==== Records for processing

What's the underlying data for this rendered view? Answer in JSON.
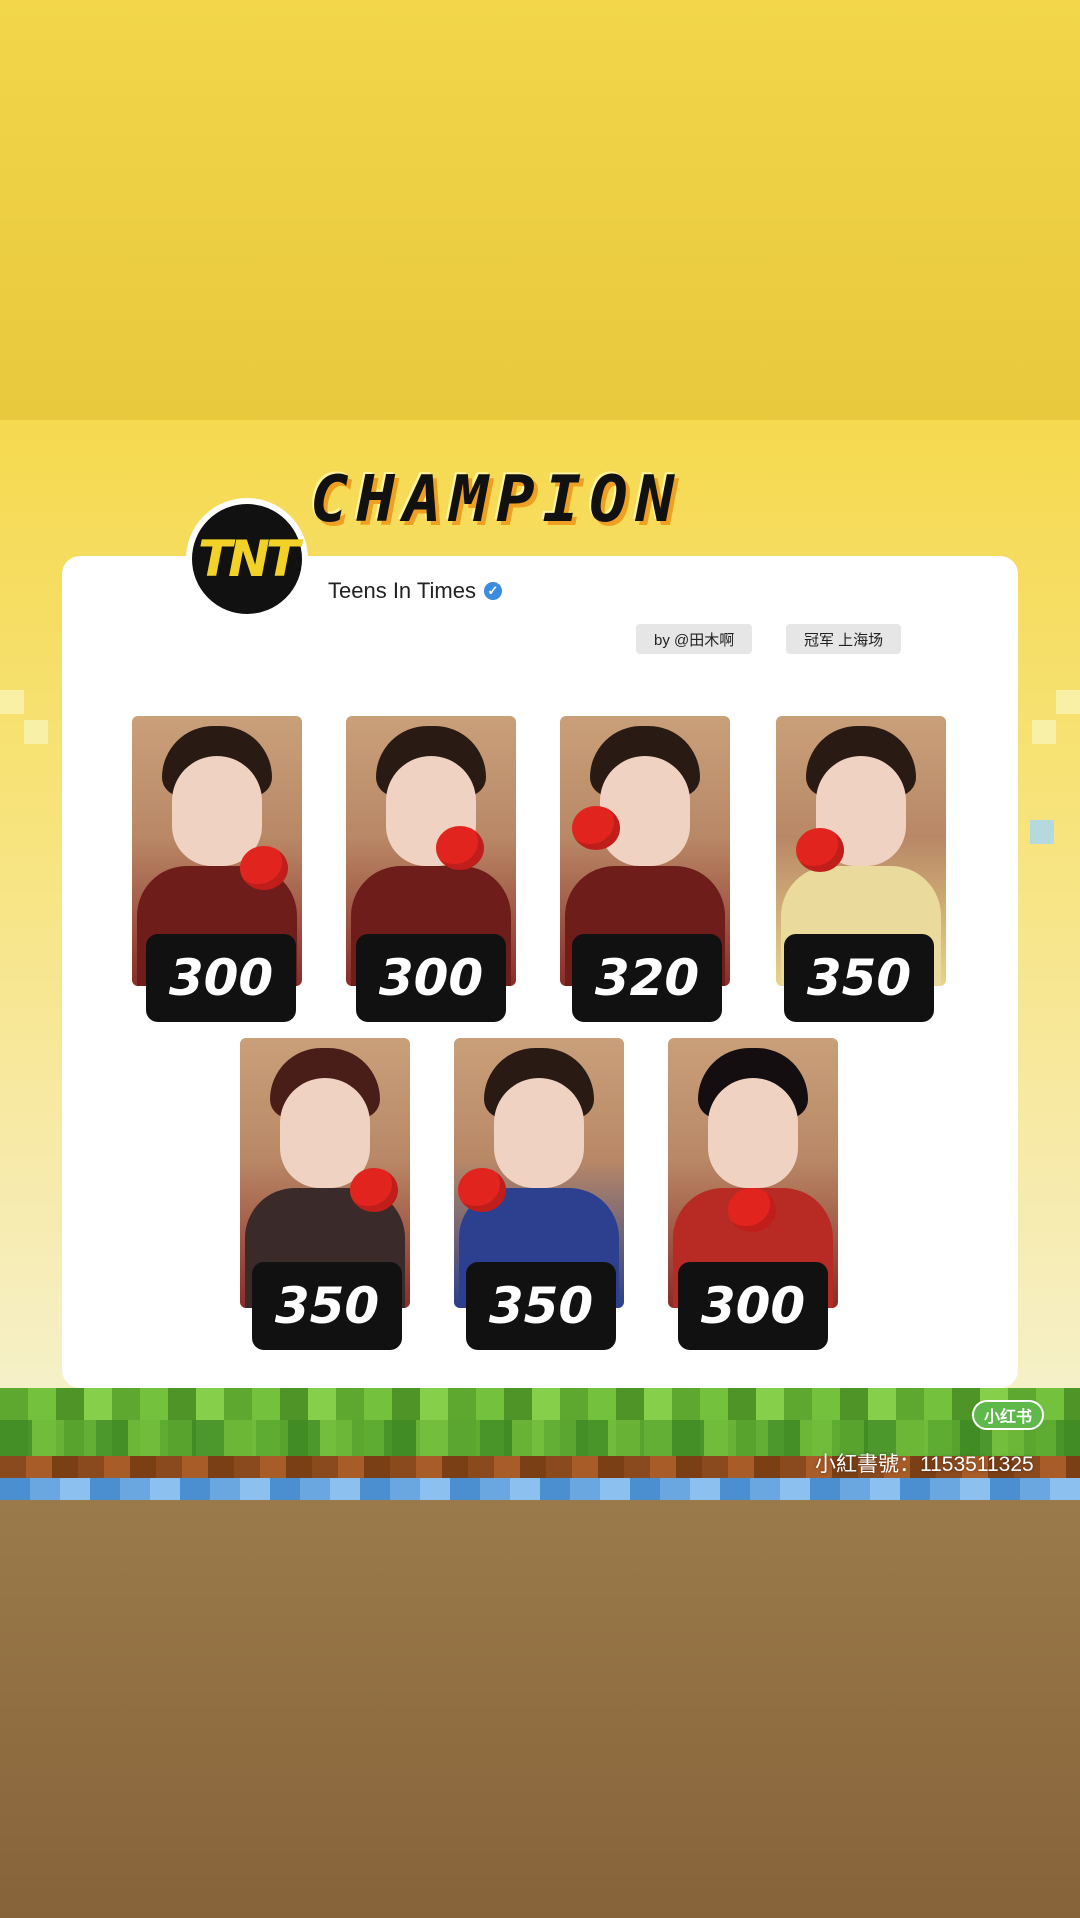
{
  "header": {
    "title": "CHAMPION",
    "logo_text": "TNT"
  },
  "account": {
    "name": "Teens In Times",
    "verified_icon": "verified-badge-icon"
  },
  "tags": [
    {
      "label": "by @田木啊"
    },
    {
      "label": "冠军 上海场"
    }
  ],
  "cards": [
    {
      "price": "300"
    },
    {
      "price": "300"
    },
    {
      "price": "320"
    },
    {
      "price": "350"
    },
    {
      "price": "350"
    },
    {
      "price": "350"
    },
    {
      "price": "300"
    }
  ],
  "footer": {
    "app_badge": "小红书",
    "id_text": "小紅書號：1153511325"
  },
  "colors": {
    "sky": "#f3d64a",
    "grass": "#5ea82f",
    "price_bg": "#111111",
    "logo_yellow": "#f2d228"
  }
}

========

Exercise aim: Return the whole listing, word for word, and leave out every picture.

The completed task:
What's the underlying data for this rendered view? Answer in JSON.
{
  "header": {
    "title": "CHAMPION",
    "logo_text": "TNT"
  },
  "account": {
    "name": "Teens In Times",
    "verified_icon": "verified-badge-icon"
  },
  "tags": [
    {
      "label": "by @田木啊"
    },
    {
      "label": "冠军 上海场"
    }
  ],
  "cards": [
    {
      "price": "300"
    },
    {
      "price": "300"
    },
    {
      "price": "320"
    },
    {
      "price": "350"
    },
    {
      "price": "350"
    },
    {
      "price": "350"
    },
    {
      "price": "300"
    }
  ],
  "footer": {
    "app_badge": "小红书",
    "id_text": "小紅書號：1153511325"
  },
  "colors": {
    "sky": "#f3d64a",
    "grass": "#5ea82f",
    "price_bg": "#111111",
    "logo_yellow": "#f2d228"
  }
}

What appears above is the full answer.